| PROVIDED DATA |
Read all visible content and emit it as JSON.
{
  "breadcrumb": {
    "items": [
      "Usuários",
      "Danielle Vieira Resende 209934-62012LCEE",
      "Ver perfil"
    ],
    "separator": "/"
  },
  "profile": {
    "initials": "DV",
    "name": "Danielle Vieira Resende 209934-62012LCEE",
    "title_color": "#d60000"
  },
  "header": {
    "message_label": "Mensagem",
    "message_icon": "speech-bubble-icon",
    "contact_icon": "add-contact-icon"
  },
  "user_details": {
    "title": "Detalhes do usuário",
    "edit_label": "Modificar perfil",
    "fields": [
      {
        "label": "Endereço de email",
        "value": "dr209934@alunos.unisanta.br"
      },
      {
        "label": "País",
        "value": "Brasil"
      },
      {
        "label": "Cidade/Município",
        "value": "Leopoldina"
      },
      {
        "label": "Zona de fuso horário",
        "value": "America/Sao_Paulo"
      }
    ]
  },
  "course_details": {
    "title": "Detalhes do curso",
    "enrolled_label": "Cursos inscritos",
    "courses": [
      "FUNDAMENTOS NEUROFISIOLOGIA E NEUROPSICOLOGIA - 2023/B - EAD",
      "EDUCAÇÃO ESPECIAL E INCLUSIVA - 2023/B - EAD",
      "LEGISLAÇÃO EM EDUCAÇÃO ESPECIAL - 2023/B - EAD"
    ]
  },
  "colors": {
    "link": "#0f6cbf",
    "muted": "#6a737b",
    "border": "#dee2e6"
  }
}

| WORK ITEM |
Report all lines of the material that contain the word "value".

| EXERCISE RESULT |
        "value": "dr209934@alunos.unisanta.br"
        "value": "Brasil"
        "value": "Leopoldina"
        "value": "America/Sao_Paulo"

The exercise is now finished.